(Items from a dataset)
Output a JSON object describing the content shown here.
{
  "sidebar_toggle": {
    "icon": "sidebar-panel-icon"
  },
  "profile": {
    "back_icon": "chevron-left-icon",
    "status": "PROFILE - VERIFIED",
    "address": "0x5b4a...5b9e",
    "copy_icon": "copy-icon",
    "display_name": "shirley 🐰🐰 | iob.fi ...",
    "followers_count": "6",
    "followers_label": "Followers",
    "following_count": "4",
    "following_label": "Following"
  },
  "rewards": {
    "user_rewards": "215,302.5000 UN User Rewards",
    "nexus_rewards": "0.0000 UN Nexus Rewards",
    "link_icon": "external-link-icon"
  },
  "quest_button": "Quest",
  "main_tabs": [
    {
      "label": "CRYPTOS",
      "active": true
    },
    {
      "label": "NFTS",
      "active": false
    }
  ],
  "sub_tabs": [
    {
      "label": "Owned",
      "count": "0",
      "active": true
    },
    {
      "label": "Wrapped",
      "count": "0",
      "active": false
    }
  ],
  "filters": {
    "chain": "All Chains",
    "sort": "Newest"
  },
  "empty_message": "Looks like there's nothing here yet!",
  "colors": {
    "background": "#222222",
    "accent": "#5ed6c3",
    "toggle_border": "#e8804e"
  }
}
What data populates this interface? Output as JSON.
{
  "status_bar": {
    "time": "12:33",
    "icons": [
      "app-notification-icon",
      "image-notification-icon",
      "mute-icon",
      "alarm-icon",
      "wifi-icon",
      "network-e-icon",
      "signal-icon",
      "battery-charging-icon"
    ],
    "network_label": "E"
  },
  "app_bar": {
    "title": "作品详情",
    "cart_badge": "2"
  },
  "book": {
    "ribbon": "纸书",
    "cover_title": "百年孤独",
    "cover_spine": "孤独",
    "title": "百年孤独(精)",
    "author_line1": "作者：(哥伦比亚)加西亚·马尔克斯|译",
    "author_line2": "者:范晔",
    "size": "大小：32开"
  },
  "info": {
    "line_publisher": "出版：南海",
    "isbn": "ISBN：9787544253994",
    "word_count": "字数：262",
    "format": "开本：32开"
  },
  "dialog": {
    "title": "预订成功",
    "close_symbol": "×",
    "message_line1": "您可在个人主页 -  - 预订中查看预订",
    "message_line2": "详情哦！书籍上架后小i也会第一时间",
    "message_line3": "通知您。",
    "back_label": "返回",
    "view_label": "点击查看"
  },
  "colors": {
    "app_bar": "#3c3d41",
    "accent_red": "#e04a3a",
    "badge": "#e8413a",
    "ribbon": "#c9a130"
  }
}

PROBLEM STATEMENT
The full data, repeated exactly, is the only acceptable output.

ANSWER SECTION
Output a JSON object describing the content shown here.
{
  "sidebar_toggle": {
    "icon": "sidebar-panel-icon"
  },
  "profile": {
    "back_icon": "chevron-left-icon",
    "status": "PROFILE - VERIFIED",
    "address": "0x5b4a...5b9e",
    "copy_icon": "copy-icon",
    "display_name": "shirley 🐰🐰 | iob.fi ...",
    "followers_count": "6",
    "followers_label": "Followers",
    "following_count": "4",
    "following_label": "Following"
  },
  "rewards": {
    "user_rewards": "215,302.5000 UN User Rewards",
    "nexus_rewards": "0.0000 UN Nexus Rewards",
    "link_icon": "external-link-icon"
  },
  "quest_button": "Quest",
  "main_tabs": [
    {
      "label": "CRYPTOS",
      "active": true
    },
    {
      "label": "NFTS",
      "active": false
    }
  ],
  "sub_tabs": [
    {
      "label": "Owned",
      "count": "0",
      "active": true
    },
    {
      "label": "Wrapped",
      "count": "0",
      "active": false
    }
  ],
  "filters": {
    "chain": "All Chains",
    "sort": "Newest"
  },
  "empty_message": "Looks like there's nothing here yet!",
  "colors": {
    "background": "#222222",
    "accent": "#5ed6c3",
    "toggle_border": "#e8804e"
  }
}
What data populates this interface? Output as JSON.
{
  "status_bar": {
    "time": "12:33",
    "icons": [
      "app-notification-icon",
      "image-notification-icon",
      "mute-icon",
      "alarm-icon",
      "wifi-icon",
      "network-e-icon",
      "signal-icon",
      "battery-charging-icon"
    ],
    "network_label": "E"
  },
  "app_bar": {
    "title": "作品详情",
    "cart_badge": "2"
  },
  "book": {
    "ribbon": "纸书",
    "cover_title": "百年孤独",
    "cover_spine": "孤独",
    "title": "百年孤独(精)",
    "author_line1": "作者：(哥伦比亚)加西亚·马尔克斯|译",
    "author_line2": "者:范晔",
    "size": "大小：32开"
  },
  "info": {
    "line_publisher": "出版：南海",
    "isbn": "ISBN：9787544253994",
    "word_count": "字数：262",
    "format": "开本：32开"
  },
  "dialog": {
    "title": "预订成功",
    "close_symbol": "×",
    "message_line1": "您可在个人主页 -  - 预订中查看预订",
    "message_line2": "详情哦！书籍上架后小i也会第一时间",
    "message_line3": "通知您。",
    "back_label": "返回",
    "view_label": "点击查看"
  },
  "colors": {
    "app_bar": "#3c3d41",
    "accent_red": "#e04a3a",
    "badge": "#e8413a",
    "ribbon": "#c9a130"
  }
}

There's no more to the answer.